It’s one of many stories in the short history of the organization, which started matching food donations from businesses to charities in March 2020. The group tugged at the heart of volunteer Dave Major, who picked up the load of milk and cream and brought it to KidSafe BC.
“Just seeing something as basic as milk and cream and these things expiring ... and then linking them with child-based programs, I mean, it was just such a simple thing,” he said. “Yet, it has such a profound impact on me.”
Tristan Jagger, founder of Vancouver Food Runners, can’t believe how fast the group has grown — as of December 2020, the organization redistributed over 200,000 pounds of food in the Vancouver area, the equivalent of more than 195,000 meals.
“Our goal ... was about 40,000 pounds, and so we were completely blown away by being able to collect this amount of food,” said Jagger.
She’d had the idea in the works for a year, and said she decided to fast-track its launch once COVID-19 hit.

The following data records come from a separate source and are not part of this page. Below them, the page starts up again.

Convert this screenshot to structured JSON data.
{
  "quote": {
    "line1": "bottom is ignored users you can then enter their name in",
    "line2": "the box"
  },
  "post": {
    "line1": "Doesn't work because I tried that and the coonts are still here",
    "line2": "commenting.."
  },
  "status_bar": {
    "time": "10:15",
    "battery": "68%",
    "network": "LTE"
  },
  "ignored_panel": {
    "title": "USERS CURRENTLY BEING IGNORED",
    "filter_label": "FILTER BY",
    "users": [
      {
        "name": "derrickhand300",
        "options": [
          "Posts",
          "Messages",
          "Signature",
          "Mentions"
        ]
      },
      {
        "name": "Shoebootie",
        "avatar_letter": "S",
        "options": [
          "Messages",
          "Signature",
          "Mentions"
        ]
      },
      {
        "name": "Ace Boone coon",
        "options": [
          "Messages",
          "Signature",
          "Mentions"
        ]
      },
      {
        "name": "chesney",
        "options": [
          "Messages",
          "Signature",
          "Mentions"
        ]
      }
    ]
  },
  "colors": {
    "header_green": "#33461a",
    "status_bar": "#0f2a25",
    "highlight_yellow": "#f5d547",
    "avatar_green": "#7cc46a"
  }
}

Jagger said the premise, based on a model used in the United States, means more fresh products are able to get to organizations faster.
“Basically what happens is we get a call from a food supplier — so let's say a bakery or restaurant caterer, whatever it might be — and we have ... a dispatcher ... that gets the call, and we match (the food) manually with the charity,” she said.
From there, the available food call is uploaded to the Food Runners app, where anyone who has downloaded it gets a notification. Runners can then claim the rescue and deliver it to the matched charity. The organization now has 740 runners, who are all volunteers.
Jagger points to the fact that one in nine households in the province could be categorized as food-insecure, while one in six children under the age of 18 don’t have enough food. She thought of her own children (she has four under the age of seven) going hungry, as well as the amount of food that goes to waste in Vancouver when founding the organization.
“In Vancouver, the social gradient is so big. There's so many people who have so much money and so many people who are suffering, but we all live so close together ... so I started just doing some research all over the world about what other people are doing and I came across this amazing organization called 412 Food Rescue,” she said. “I convinced this girl, her name is Leah Lizarondo, to license me her app.”
Lizarondo, who was already giving the app to people in other states, agreed to license it to Jagger. At the time, Food Runners was still just an idea — something Jagger knew she really wanted to make happen.
“I said, ‘Let me be the first one in Canada,’ but I didn't even have a food rescue charity or anything. But I think she kind of saw that I was super passionate about it,” said Jagger. “I flew down and met her, and she came to Vancouver, and we’ve kind of just been working on it together to get it here.”
In Jagger’s eyes, what makes the app unique is the speed at which it’s able to function. It means food that needs to be kept fresh can get into the mouths of people in a much shorter time frame. She thinks of some notable donations — lobster, cheese and meats — that may not have even made it to food hubs using another method.
“For these charities, products like meat and dairy are the biggest and hardest thing for them to get. And so Food Runners is able to connect that fresh food to them, because we're able to pick it up within a few hours and deliver it within 15 minutes,” she said.
“Kind of like Uber Eats ... but for free food and driven by charities.”
Cloe Logan / Local Journalism Initiative / Canada’s National Observer
Cloe Logan, Local Journalism Initiative Reporter, National Observer